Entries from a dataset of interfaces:
++++
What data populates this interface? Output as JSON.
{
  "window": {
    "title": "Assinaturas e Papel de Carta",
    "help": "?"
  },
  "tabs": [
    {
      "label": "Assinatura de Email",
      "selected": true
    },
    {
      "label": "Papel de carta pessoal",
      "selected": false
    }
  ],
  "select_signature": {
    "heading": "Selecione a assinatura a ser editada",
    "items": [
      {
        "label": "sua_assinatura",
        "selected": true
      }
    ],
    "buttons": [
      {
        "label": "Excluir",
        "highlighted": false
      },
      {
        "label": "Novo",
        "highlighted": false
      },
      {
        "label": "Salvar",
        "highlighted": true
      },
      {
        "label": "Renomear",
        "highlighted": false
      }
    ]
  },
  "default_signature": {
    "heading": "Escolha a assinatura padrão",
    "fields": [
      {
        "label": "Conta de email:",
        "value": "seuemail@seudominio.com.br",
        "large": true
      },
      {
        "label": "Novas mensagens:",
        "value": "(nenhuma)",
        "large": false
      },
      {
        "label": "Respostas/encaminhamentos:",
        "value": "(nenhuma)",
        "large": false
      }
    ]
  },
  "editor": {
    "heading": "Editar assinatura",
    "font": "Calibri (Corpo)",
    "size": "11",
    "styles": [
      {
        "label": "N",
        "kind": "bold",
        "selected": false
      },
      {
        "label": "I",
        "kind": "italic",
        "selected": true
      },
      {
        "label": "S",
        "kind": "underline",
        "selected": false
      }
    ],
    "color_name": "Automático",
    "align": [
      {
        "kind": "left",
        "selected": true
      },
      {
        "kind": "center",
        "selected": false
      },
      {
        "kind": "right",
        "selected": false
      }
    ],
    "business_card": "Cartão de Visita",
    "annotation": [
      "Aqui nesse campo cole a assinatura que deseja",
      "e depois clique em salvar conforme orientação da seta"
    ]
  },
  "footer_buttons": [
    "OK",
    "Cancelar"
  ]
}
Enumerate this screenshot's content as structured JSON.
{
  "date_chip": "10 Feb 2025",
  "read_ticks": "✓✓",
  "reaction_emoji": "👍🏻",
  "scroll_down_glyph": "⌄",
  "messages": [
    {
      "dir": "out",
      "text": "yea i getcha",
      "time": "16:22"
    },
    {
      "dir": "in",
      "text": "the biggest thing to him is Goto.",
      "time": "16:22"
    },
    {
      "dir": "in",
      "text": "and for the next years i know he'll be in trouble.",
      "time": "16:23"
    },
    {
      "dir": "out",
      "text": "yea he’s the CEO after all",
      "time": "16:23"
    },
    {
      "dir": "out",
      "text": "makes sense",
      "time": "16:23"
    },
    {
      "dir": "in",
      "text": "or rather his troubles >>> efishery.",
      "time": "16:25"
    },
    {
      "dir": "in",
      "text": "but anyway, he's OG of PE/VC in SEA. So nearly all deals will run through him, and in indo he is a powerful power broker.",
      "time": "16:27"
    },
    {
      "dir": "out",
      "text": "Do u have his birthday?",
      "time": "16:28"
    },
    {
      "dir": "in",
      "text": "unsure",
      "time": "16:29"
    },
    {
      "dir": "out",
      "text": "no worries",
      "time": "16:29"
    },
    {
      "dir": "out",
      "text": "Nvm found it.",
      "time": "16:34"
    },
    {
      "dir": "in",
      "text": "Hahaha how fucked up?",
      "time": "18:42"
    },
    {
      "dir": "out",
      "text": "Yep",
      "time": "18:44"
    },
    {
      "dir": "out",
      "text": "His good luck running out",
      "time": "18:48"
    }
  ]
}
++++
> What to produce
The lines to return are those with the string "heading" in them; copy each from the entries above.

> Solution to this problem
    "heading": "Selecione a assinatura a ser editada",
    "heading": "Escolha a assinatura padrão",
    "heading": "Editar assinatura",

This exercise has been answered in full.